Data to examine

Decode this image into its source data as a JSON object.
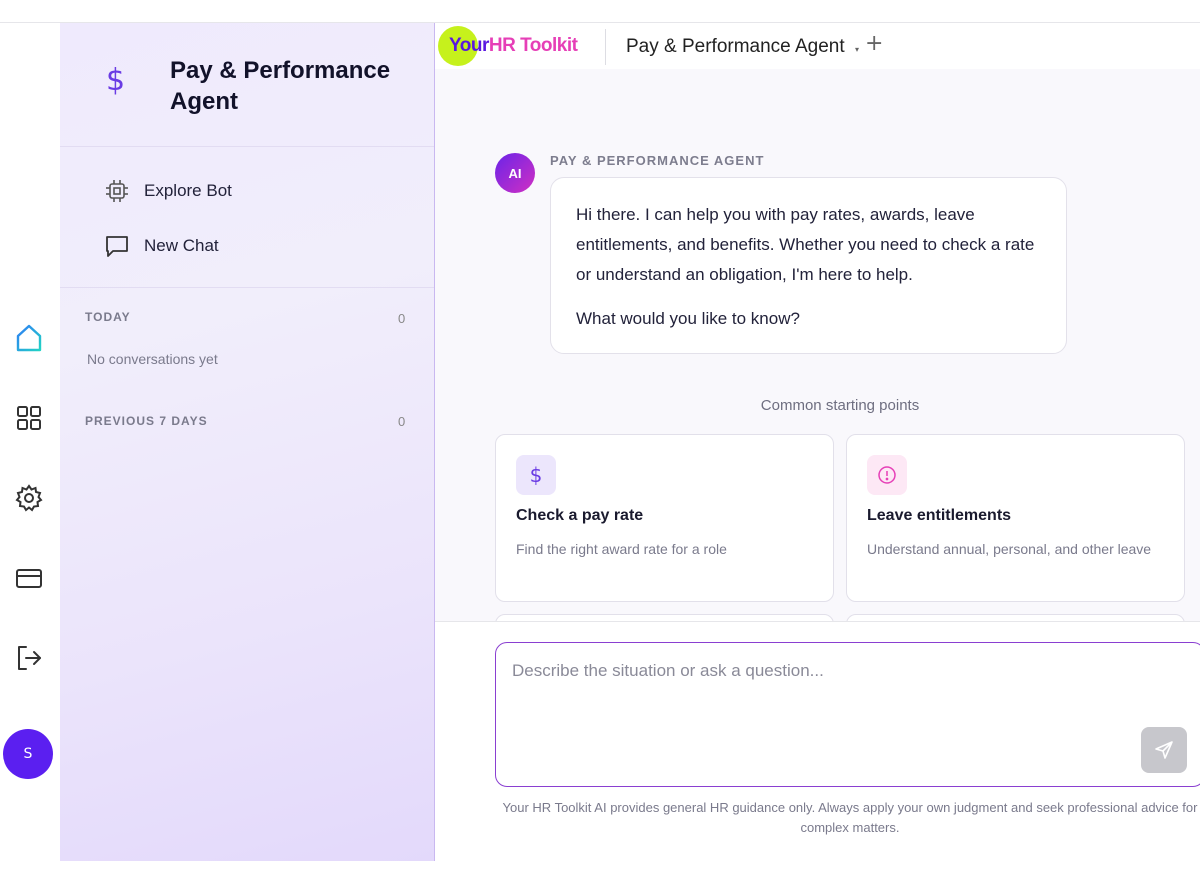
{
  "brand": {
    "part1": "Your",
    "part2": "HR Toolkit"
  },
  "topbar": {
    "title": "Pay & Performance Agent",
    "caret": "▾",
    "plus": "+"
  },
  "user": {
    "initial": "S"
  },
  "sidebar": {
    "title": "Pay & Performance Agent",
    "icon": "$",
    "menu": [
      {
        "label": "Explore Bot",
        "icon": "chip-icon"
      },
      {
        "label": "New Chat",
        "icon": "chat-icon"
      }
    ],
    "sections": [
      {
        "label": "TODAY",
        "count": "0",
        "empty": "No conversations yet"
      },
      {
        "label": "PREVIOUS 7 DAYS",
        "count": "0"
      }
    ]
  },
  "chat": {
    "badge": "AI",
    "agent_label": "PAY & PERFORMANCE AGENT",
    "message": {
      "p1": "Hi there. I can help you with pay rates, awards, leave entitlements, and benefits. Whether you need to check a rate or understand an obligation, I'm here to help.",
      "p2": "What would you like to know?"
    },
    "starting_label": "Common starting points",
    "cards": [
      {
        "title": "Check a pay rate",
        "desc": "Find the right award rate for a role",
        "icon": "dollar-icon",
        "icon_color": "#6a3be4",
        "icon_bg": "#ece6fc"
      },
      {
        "title": "Leave entitlements",
        "desc": "Understand annual, personal, and other leave",
        "icon": "alert-circle-icon",
        "icon_color": "#e63fb7",
        "icon_bg": "#fde8f5"
      }
    ]
  },
  "composer": {
    "placeholder": "Describe the situation or ask a question...",
    "disclaimer": "Your HR Toolkit AI provides general HR guidance only. Always apply your own judgment and seek professional advice for complex matters."
  },
  "colors": {
    "accent": "#5b1ff0",
    "brand_pink": "#e63fb7",
    "brand_lime": "#c6f11c"
  }
}
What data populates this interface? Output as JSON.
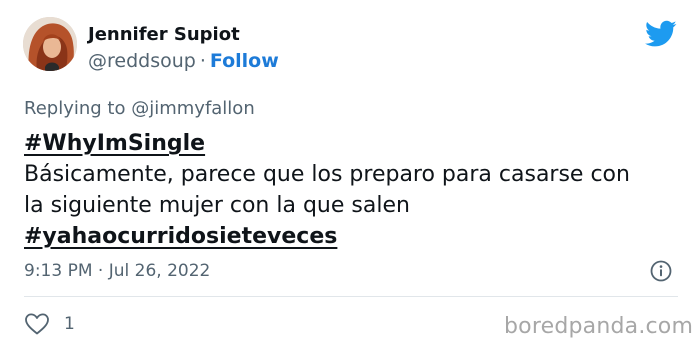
{
  "author": {
    "name": "Jennifer Supiot",
    "handle": "@reddsoup",
    "separator": "·",
    "follow_label": "Follow"
  },
  "reply_context": {
    "prefix": "Replying to",
    "mention": "@jimmyfallon"
  },
  "tweet": {
    "hashtag_top": "#WhyImSingle",
    "line1": "Básicamente, parece que los preparo para casarse con",
    "line2": "la siguiente mujer con la que salen",
    "hashtag_bottom": "#yahaocurridosieteveces"
  },
  "meta": {
    "timestamp": "9:13 PM · Jul 26, 2022"
  },
  "actions": {
    "like_count": "1"
  },
  "watermark": "boredpanda.com",
  "colors": {
    "link": "#1d7bd8",
    "twitter_blue": "#1d9bf0",
    "muted_text": "#536471",
    "text": "#0f1419",
    "watermark": "#a7a7a7"
  },
  "icons": {
    "brand": "twitter-bird-icon",
    "info": "info-icon",
    "like": "heart-icon"
  }
}
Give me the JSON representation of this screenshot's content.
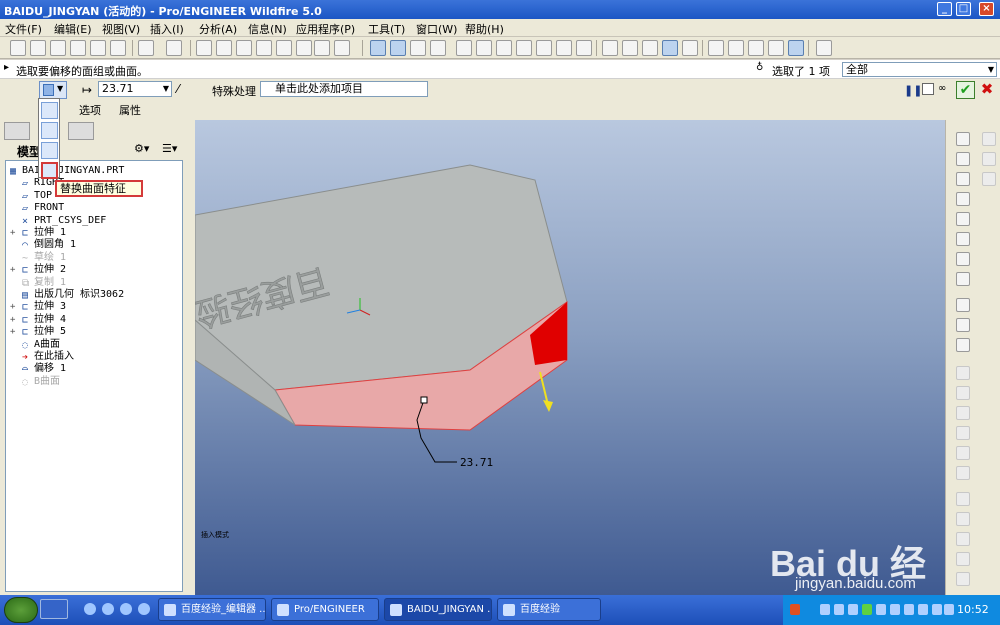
{
  "window": {
    "title": "BAIDU_JINGYAN (活动的) - Pro/ENGINEER Wildfire 5.0"
  },
  "menubar": {
    "items": [
      "文件(F)",
      "编辑(E)",
      "视图(V)",
      "插入(I)",
      "分析(A)",
      "信息(N)",
      "应用程序(P)",
      "工具(T)",
      "窗口(W)",
      "帮助(H)"
    ]
  },
  "message": {
    "prompt": "选取要偏移的面组或曲面。",
    "picked": "选取了 1 项",
    "filter": "全部"
  },
  "dashboard": {
    "offset_value": "23.71",
    "special_label": "特殊处理",
    "collector": "单击此处添加项目",
    "tab_options": "选项",
    "tab_properties": "属性"
  },
  "dropdown": {
    "tooltip": "替换曲面特征"
  },
  "model_tree": {
    "label": "模型",
    "items": [
      {
        "label": "BAIDU_JINGYAN.PRT",
        "icon": "part-icon",
        "expand": false,
        "disabled": false
      },
      {
        "label": "RIGHT",
        "icon": "datum-plane-icon",
        "expand": false,
        "disabled": false
      },
      {
        "label": "TOP",
        "icon": "datum-plane-icon",
        "expand": false,
        "disabled": false
      },
      {
        "label": "FRONT",
        "icon": "datum-plane-icon",
        "expand": false,
        "disabled": false
      },
      {
        "label": "PRT_CSYS_DEF",
        "icon": "csys-icon",
        "expand": false,
        "disabled": false
      },
      {
        "label": "拉伸 1",
        "icon": "extrude-icon",
        "expand": true,
        "disabled": false
      },
      {
        "label": "倒圆角 1",
        "icon": "round-icon",
        "expand": false,
        "disabled": false
      },
      {
        "label": "草绘 1",
        "icon": "sketch-icon",
        "expand": false,
        "disabled": true
      },
      {
        "label": "拉伸 2",
        "icon": "extrude-icon",
        "expand": true,
        "disabled": false
      },
      {
        "label": "复制 1",
        "icon": "copy-icon",
        "expand": false,
        "disabled": true
      },
      {
        "label": "出版几何 标识3062",
        "icon": "publish-geom-icon",
        "expand": false,
        "disabled": false
      },
      {
        "label": "拉伸 3",
        "icon": "extrude-icon",
        "expand": true,
        "disabled": false
      },
      {
        "label": "拉伸 4",
        "icon": "extrude-icon",
        "expand": true,
        "disabled": false
      },
      {
        "label": "拉伸 5",
        "icon": "extrude-icon",
        "expand": true,
        "disabled": false
      },
      {
        "label": "A曲面",
        "icon": "surface-icon",
        "expand": false,
        "disabled": false
      },
      {
        "label": "在此插入",
        "icon": "insert-here-icon",
        "expand": false,
        "disabled": false
      },
      {
        "label": "偏移 1",
        "icon": "offset-icon",
        "expand": false,
        "disabled": false
      },
      {
        "label": "B曲面",
        "icon": "surface-icon",
        "expand": false,
        "disabled": true
      }
    ]
  },
  "graphics": {
    "model_text": "百度经验",
    "dimension": "23.71",
    "mode_text": "插入模式",
    "colors": {
      "face_highlight": "#e8a8a8",
      "selected": "#e00000",
      "body": "#b7bbba"
    }
  },
  "watermark": {
    "brand": "Bai du 经验",
    "url": "jingyan.baidu.com"
  },
  "taskbar": {
    "tasks": [
      "百度经验_编辑器 ...",
      "Pro/ENGINEER",
      "BAIDU_JINGYAN ...",
      "百度经验"
    ],
    "clock": "10:52"
  }
}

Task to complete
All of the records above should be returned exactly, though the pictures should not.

Task result
Decode this image into its source data as a JSON object.
{
  "brand": {
    "part1": "Your",
    "part2": "HR Toolkit"
  },
  "topbar": {
    "title": "Pay & Performance Agent",
    "caret": "▾",
    "plus": "+"
  },
  "user": {
    "initial": "S"
  },
  "sidebar": {
    "title": "Pay & Performance Agent",
    "icon": "$",
    "menu": [
      {
        "label": "Explore Bot",
        "icon": "chip-icon"
      },
      {
        "label": "New Chat",
        "icon": "chat-icon"
      }
    ],
    "sections": [
      {
        "label": "TODAY",
        "count": "0",
        "empty": "No conversations yet"
      },
      {
        "label": "PREVIOUS 7 DAYS",
        "count": "0"
      }
    ]
  },
  "chat": {
    "badge": "AI",
    "agent_label": "PAY & PERFORMANCE AGENT",
    "message": {
      "p1": "Hi there. I can help you with pay rates, awards, leave entitlements, and benefits. Whether you need to check a rate or understand an obligation, I'm here to help.",
      "p2": "What would you like to know?"
    },
    "starting_label": "Common starting points",
    "cards": [
      {
        "title": "Check a pay rate",
        "desc": "Find the right award rate for a role",
        "icon": "dollar-icon",
        "icon_color": "#6a3be4",
        "icon_bg": "#ece6fc"
      },
      {
        "title": "Leave entitlements",
        "desc": "Understand annual, personal, and other leave",
        "icon": "alert-circle-icon",
        "icon_color": "#e63fb7",
        "icon_bg": "#fde8f5"
      }
    ]
  },
  "composer": {
    "placeholder": "Describe the situation or ask a question...",
    "disclaimer": "Your HR Toolkit AI provides general HR guidance only. Always apply your own judgment and seek professional advice for complex matters."
  },
  "colors": {
    "accent": "#5b1ff0",
    "brand_pink": "#e63fb7",
    "brand_lime": "#c6f11c"
  }
}
What data populates this interface? Output as JSON.
{
  "author": {
    "name": "Jennifer Supiot",
    "handle": "@reddsoup",
    "separator": "·",
    "follow_label": "Follow"
  },
  "reply_context": {
    "prefix": "Replying to",
    "mention": "@jimmyfallon"
  },
  "tweet": {
    "hashtag_top": "#WhyImSingle",
    "line1": "Básicamente, parece que los preparo para casarse con",
    "line2": "la siguiente mujer con la que salen",
    "hashtag_bottom": "#yahaocurridosieteveces"
  },
  "meta": {
    "timestamp": "9:13 PM · Jul 26, 2022"
  },
  "actions": {
    "like_count": "1"
  },
  "watermark": "boredpanda.com",
  "colors": {
    "link": "#1d7bd8",
    "twitter_blue": "#1d9bf0",
    "muted_text": "#536471",
    "text": "#0f1419",
    "watermark": "#a7a7a7"
  },
  "icons": {
    "brand": "twitter-bird-icon",
    "info": "info-icon",
    "like": "heart-icon"
  }
}
Give me the JSON representation of this screenshot's content.
{
  "window": {
    "title": "BAIDU_JINGYAN (活动的) - Pro/ENGINEER Wildfire 5.0"
  },
  "menubar": {
    "items": [
      "文件(F)",
      "编辑(E)",
      "视图(V)",
      "插入(I)",
      "分析(A)",
      "信息(N)",
      "应用程序(P)",
      "工具(T)",
      "窗口(W)",
      "帮助(H)"
    ]
  },
  "message": {
    "prompt": "选取要偏移的面组或曲面。",
    "picked": "选取了 1 项",
    "filter": "全部"
  },
  "dashboard": {
    "offset_value": "23.71",
    "special_label": "特殊处理",
    "collector": "单击此处添加项目",
    "tab_options": "选项",
    "tab_properties": "属性"
  },
  "dropdown": {
    "tooltip": "替换曲面特征"
  },
  "model_tree": {
    "label": "模型",
    "items": [
      {
        "label": "BAIDU_JINGYAN.PRT",
        "icon": "part-icon",
        "expand": false,
        "disabled": false
      },
      {
        "label": "RIGHT",
        "icon": "datum-plane-icon",
        "expand": false,
        "disabled": false
      },
      {
        "label": "TOP",
        "icon": "datum-plane-icon",
        "expand": false,
        "disabled": false
      },
      {
        "label": "FRONT",
        "icon": "datum-plane-icon",
        "expand": false,
        "disabled": false
      },
      {
        "label": "PRT_CSYS_DEF",
        "icon": "csys-icon",
        "expand": false,
        "disabled": false
      },
      {
        "label": "拉伸 1",
        "icon": "extrude-icon",
        "expand": true,
        "disabled": false
      },
      {
        "label": "倒圆角 1",
        "icon": "round-icon",
        "expand": false,
        "disabled": false
      },
      {
        "label": "草绘 1",
        "icon": "sketch-icon",
        "expand": false,
        "disabled": true
      },
      {
        "label": "拉伸 2",
        "icon": "extrude-icon",
        "expand": true,
        "disabled": false
      },
      {
        "label": "复制 1",
        "icon": "copy-icon",
        "expand": false,
        "disabled": true
      },
      {
        "label": "出版几何 标识3062",
        "icon": "publish-geom-icon",
        "expand": false,
        "disabled": false
      },
      {
        "label": "拉伸 3",
        "icon": "extrude-icon",
        "expand": true,
        "disabled": false
      },
      {
        "label": "拉伸 4",
        "icon": "extrude-icon",
        "expand": true,
        "disabled": false
      },
      {
        "label": "拉伸 5",
        "icon": "extrude-icon",
        "expand": true,
        "disabled": false
      },
      {
        "label": "A曲面",
        "icon": "surface-icon",
        "expand": false,
        "disabled": false
      },
      {
        "label": "在此插入",
        "icon": "insert-here-icon",
        "expand": false,
        "disabled": false
      },
      {
        "label": "偏移 1",
        "icon": "offset-icon",
        "expand": false,
        "disabled": false
      },
      {
        "label": "B曲面",
        "icon": "surface-icon",
        "expand": false,
        "disabled": true
      }
    ]
  },
  "graphics": {
    "model_text": "百度经验",
    "dimension": "23.71",
    "mode_text": "插入模式",
    "colors": {
      "face_highlight": "#e8a8a8",
      "selected": "#e00000",
      "body": "#b7bbba"
    }
  },
  "watermark": {
    "brand": "Bai du 经验",
    "url": "jingyan.baidu.com"
  },
  "taskbar": {
    "tasks": [
      "百度经验_编辑器 ...",
      "Pro/ENGINEER",
      "BAIDU_JINGYAN ...",
      "百度经验"
    ],
    "clock": "10:52"
  }
}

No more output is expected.